Data about app and page elements
-------------------------

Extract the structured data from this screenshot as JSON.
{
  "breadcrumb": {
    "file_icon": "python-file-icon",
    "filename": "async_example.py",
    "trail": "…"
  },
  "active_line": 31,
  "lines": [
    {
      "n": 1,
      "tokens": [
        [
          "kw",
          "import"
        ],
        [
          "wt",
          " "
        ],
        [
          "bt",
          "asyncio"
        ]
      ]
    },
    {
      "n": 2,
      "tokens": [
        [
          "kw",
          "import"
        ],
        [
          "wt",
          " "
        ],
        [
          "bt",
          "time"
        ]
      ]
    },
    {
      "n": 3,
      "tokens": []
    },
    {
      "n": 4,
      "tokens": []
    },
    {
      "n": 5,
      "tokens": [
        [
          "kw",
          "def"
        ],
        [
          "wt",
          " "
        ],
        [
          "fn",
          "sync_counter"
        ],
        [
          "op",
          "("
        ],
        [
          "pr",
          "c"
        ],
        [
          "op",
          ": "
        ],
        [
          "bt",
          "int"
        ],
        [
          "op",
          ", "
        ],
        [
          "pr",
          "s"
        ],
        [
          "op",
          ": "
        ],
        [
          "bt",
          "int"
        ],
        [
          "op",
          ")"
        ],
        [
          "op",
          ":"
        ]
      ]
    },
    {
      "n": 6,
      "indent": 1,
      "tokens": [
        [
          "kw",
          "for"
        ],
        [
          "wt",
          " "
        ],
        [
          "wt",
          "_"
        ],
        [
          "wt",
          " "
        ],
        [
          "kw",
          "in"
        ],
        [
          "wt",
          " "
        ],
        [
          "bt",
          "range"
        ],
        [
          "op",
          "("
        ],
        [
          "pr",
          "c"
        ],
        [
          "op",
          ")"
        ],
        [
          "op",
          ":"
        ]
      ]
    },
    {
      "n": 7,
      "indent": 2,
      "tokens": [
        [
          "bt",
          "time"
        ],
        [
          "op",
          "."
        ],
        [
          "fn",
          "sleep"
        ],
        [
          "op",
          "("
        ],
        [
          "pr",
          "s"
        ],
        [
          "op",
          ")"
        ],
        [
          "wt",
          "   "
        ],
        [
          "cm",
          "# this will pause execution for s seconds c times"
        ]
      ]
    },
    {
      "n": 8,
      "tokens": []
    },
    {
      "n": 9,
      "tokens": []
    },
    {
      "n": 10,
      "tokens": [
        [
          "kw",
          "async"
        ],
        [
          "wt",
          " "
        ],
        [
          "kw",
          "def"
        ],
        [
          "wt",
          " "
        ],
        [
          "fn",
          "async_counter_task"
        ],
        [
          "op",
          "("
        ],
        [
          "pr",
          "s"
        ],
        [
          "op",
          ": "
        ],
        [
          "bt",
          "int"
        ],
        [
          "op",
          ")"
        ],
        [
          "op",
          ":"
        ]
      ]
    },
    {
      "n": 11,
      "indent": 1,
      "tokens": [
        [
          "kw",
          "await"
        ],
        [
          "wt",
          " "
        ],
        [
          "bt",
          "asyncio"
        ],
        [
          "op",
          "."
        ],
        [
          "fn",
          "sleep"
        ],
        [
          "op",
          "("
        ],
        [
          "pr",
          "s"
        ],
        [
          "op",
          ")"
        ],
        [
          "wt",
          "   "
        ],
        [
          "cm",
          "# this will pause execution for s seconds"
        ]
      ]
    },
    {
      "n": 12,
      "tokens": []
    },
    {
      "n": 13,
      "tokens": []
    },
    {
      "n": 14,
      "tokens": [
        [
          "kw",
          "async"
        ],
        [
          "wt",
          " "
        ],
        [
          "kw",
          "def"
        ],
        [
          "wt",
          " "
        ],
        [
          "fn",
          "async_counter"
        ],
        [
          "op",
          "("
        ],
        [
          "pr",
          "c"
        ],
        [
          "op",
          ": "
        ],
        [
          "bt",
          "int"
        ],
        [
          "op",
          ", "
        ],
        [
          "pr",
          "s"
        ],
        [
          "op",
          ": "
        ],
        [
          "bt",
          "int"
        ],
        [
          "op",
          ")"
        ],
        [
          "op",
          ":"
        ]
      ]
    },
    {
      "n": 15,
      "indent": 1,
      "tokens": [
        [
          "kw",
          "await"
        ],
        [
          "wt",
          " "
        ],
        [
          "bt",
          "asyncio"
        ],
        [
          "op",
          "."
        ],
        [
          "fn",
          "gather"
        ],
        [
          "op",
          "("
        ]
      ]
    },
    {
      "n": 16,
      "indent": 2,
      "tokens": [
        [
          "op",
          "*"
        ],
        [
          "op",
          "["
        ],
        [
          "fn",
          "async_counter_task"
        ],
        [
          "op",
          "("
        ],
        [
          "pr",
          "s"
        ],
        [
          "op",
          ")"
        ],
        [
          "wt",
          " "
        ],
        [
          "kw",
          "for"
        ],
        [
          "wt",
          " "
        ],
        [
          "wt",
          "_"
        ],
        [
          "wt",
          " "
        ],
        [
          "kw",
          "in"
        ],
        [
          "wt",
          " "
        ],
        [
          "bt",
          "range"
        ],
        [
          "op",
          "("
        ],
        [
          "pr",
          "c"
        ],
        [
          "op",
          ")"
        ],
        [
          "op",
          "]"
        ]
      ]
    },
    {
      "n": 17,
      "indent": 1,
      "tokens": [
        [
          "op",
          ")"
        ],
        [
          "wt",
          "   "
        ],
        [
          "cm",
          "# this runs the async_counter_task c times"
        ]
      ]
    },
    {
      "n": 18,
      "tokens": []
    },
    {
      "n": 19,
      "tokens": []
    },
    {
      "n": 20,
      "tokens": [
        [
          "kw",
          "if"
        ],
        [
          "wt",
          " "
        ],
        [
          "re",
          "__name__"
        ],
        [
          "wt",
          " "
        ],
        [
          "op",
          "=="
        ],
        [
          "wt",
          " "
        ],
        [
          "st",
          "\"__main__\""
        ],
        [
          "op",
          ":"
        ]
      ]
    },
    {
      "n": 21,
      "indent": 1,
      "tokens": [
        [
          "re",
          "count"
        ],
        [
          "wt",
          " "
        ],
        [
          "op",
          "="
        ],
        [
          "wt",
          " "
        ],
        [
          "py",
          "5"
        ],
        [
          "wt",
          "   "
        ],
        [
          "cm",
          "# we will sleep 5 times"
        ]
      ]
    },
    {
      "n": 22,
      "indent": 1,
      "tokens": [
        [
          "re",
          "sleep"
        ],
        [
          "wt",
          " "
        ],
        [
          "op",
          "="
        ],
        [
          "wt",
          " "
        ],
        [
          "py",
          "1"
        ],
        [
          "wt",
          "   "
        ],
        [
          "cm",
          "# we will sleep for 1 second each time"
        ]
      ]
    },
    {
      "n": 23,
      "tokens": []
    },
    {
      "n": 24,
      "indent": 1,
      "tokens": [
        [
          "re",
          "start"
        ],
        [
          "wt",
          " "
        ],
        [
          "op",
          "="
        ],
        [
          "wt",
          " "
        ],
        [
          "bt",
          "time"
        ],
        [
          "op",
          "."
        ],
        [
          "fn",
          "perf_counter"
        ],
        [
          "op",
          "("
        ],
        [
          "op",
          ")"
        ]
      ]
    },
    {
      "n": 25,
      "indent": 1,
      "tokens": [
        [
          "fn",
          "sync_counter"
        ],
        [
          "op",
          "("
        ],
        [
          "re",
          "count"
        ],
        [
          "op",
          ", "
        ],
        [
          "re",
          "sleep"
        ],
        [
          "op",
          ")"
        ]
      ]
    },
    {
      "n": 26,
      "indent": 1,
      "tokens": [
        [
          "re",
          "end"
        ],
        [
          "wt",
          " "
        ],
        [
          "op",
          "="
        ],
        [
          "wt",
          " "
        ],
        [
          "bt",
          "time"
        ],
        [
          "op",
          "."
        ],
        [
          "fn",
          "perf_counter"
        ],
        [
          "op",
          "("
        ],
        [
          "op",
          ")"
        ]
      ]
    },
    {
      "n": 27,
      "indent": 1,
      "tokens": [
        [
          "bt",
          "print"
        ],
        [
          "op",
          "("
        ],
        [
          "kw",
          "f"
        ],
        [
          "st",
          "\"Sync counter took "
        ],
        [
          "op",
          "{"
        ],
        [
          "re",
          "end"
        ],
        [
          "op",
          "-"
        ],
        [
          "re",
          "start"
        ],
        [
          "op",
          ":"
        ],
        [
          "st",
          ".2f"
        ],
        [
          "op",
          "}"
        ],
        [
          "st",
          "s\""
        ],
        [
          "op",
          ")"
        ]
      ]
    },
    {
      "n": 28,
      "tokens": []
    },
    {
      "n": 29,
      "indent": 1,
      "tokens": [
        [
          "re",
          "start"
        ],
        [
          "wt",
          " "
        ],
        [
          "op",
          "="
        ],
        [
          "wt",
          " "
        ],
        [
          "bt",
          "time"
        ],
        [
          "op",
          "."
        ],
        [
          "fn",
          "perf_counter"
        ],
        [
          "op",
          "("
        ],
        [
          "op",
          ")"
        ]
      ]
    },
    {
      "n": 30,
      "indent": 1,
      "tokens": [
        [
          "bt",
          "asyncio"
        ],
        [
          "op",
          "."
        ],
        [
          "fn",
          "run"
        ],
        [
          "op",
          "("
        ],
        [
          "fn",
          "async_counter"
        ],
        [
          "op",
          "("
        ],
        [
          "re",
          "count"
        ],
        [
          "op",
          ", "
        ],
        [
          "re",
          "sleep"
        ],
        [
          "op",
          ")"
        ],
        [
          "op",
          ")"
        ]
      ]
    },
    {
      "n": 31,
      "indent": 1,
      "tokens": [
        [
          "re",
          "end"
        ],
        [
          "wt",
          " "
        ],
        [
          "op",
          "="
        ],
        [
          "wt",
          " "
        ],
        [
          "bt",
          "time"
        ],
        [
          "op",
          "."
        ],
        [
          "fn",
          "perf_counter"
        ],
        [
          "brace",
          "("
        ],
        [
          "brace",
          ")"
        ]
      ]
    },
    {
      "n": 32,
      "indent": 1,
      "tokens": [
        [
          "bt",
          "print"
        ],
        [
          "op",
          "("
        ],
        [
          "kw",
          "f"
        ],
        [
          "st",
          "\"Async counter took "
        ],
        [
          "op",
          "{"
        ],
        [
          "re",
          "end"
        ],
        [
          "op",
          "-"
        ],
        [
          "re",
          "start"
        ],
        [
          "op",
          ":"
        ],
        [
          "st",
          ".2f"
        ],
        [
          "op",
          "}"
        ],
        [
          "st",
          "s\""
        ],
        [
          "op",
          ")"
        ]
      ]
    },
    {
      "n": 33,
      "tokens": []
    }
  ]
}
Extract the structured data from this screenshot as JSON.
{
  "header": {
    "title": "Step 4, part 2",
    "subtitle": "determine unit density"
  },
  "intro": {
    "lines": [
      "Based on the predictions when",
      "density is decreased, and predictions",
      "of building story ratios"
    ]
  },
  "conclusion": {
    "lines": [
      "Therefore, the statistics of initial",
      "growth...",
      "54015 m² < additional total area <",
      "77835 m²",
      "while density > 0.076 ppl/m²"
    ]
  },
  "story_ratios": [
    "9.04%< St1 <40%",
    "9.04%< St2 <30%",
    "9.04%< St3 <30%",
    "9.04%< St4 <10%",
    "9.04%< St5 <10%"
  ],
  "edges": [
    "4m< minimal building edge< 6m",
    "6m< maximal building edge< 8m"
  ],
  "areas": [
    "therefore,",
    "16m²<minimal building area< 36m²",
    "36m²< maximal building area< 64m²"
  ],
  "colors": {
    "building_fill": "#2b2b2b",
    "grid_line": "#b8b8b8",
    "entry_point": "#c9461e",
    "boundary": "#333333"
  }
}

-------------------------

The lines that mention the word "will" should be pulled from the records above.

*Response*:
          "# this will pause execution for s seconds c times"
          "# this will pause execution for s seconds"
          "# we will sleep 5 times"
          "# we will sleep for 1 second each time"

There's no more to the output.